Personally, I was tiring of the whole disco and soft rock domination on the radio, so I actually bought a “Disco Destroyer” T-shirt sponsored by the local Indianapolis radio station Q-95. Personally, I still loved disco, I just was ready for new wave to get airplay instead of just seeing these fresh new artists on American Bandstand. Anyway, new wave was just a marriage of disco and punk under a pop banner. I was ready for a new music era, not really understanding how the whole anti-disco movement was steeped in bigotry. And, for that, I apologize.

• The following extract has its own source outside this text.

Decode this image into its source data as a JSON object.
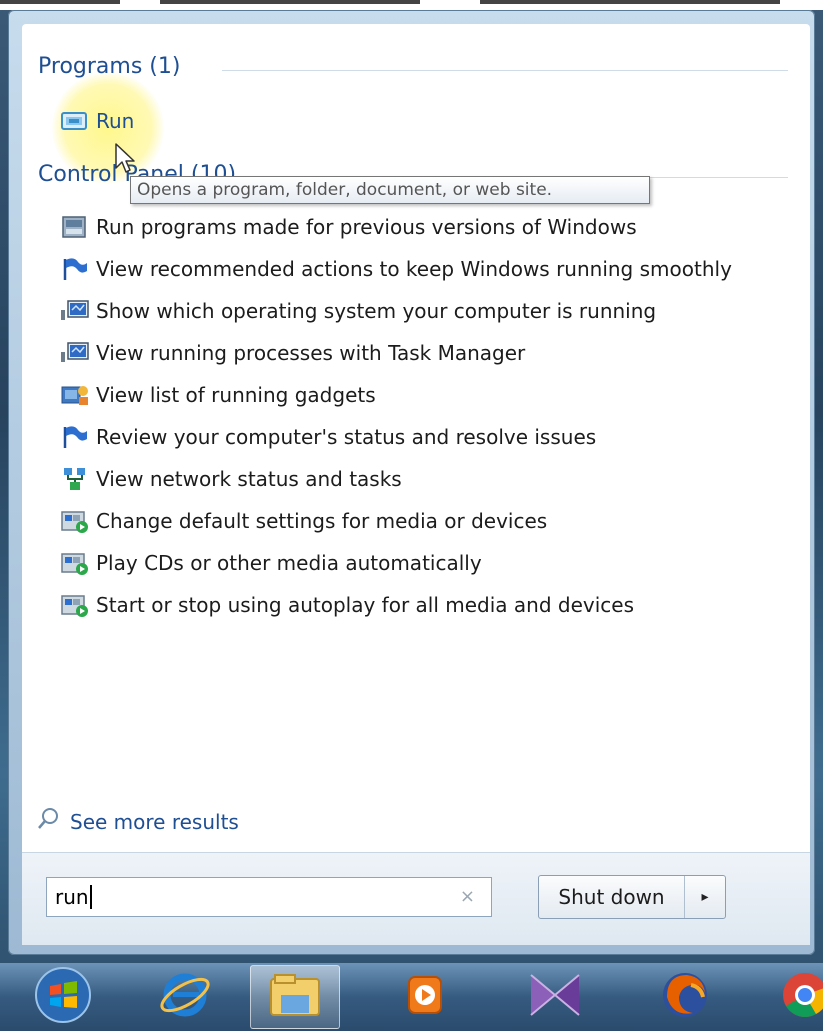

Yet, one band that unfortunately got dumped on in the whole ordeal was the great Bee Gees. You see, the Brits-cum-Aussies-cum-Brits again-cum-Americans were much more than the genre. They were NOT Mickey Mouse or Ethel Merman trying to make themselves hip by tying into a generational milestone. No, these guys were growing as musicians, songwriters and producers by changing their late-Sixties/early-Seventies Beatlesque ballad sound into something more influenced by the clubs in and around Miami. But, they unfortunately became the face of disco for their participation in one of pop culture’s great movements surrounding the 1977 film Saturday Night Fever and its legendary soundtrack, to which the Bee Gees only contributed four of their own songs and had written two more recorded by other artists. But, since the movie was about disco, the Bee Gees, and by extension their younger brother Andy Gibb, became the faces of the genre when they had very little to do with it.

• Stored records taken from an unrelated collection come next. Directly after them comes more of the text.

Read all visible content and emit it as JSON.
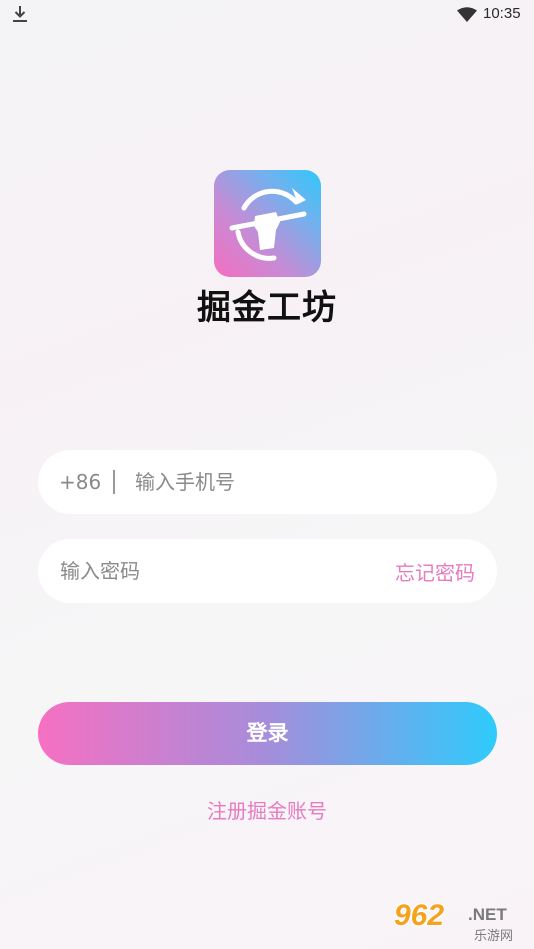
{
  "status_bar": {
    "time": "10:35",
    "left_icon": "download-icon",
    "right_icon": "wifi-icon"
  },
  "app": {
    "name": "掘金工坊",
    "logo_icon": "pickaxe-fist-logo",
    "logo_colors": [
      "#f46ec0",
      "#2fc8f9"
    ]
  },
  "login_form": {
    "country_code": "+86",
    "phone_placeholder": "输入手机号",
    "password_placeholder": "输入密码",
    "forgot_password_label": "忘记密码",
    "login_label": "登录",
    "register_label": "注册掘金账号"
  },
  "colors": {
    "accent_pink": "#e67bbf",
    "button_gradient_start": "#f670c2",
    "button_gradient_end": "#2fcbfc"
  },
  "watermark": {
    "number": "962",
    "suffix": ".NET",
    "text_cn": "乐游网"
  }
}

Let me say it here and now: the Bee Gees are fantastic. I would encourage you to go back and listen to their impeccably produced albums. And, there was a reason that diverse artists such as Barbra Streisand and Kenny Rogers & Dolly Parton were having hits with their songs; these songs were modern-sounding, danceable yet very pop and cleanly produced. The Bee Gees were much more than disco. Their well-written music may have contained dance rhythms yet they were pure pop songs.
So, today, I am taking back the Bee Gees from those who assume that the boys from down under were disco and relabeling their music just as terrific timeless pop music. Let’s look at their WHOLE career as I list my favorite 25 songs by the Bee Gees. One day, I should include their solo efforts AND Andy’s music in a whole Brothers Gibb countdown, but let’s start with the original trio’s music.
25. “World” (Horizontal, 1967)
24. “Words” (Best of Bee Gees, 1968)
23. “Alone” (Still Waters, 1997)
22. “Run to Me” (To Whom It May Concern, 1972)
21. “One” (One, 1989)
20. “Too Much Heaven” (Spirits Having Flown, 1978)
19. “Massachusetts” (Horizontal, 1967)
18. “Love So Right” (Children of the World, 1976)
17. “More Than a Woman” (Saturday Night Fever OST, 1977)
16. “Fanny (Be Tender with My Love)” (Main Course, 1975)
15. “New York Mining Disaster 1941” (Bee Gees 1st, 1967)
14. “You Win Again” (E.S.P., 1987)
13. “Love You Inside Out” (Spirits Having Flown, 1978)
12. “How Deep Is Your Love” (Saturday Night Fever OST, 1977)
11. “I’ve Gotta Get a Message to You” (Idea, 1968)
10. “Stayin’ Alive” (Saturday Night Fever OST, 1977)
9. “Lonely Days” (2 Years On, 1970)
8. “How Can You Mend a Broken Heart” (Trafalgar, 1971)
7. “To Love Somebody” (Bee Gees 1st, 1967)
6. “Tragedy” (Spirits Having Flown, 1978)
5. “Jive Talkin'” (Main Course, 1975)
4. “You Should Be Dancing” (Children of the World, 1976)
3. “I Started a Joke” (Idea, 1968)
2. “Night Fever” (Saturday Night Fever OST, 1977)
1. “Nights on Broadway” (Main Course, 1975)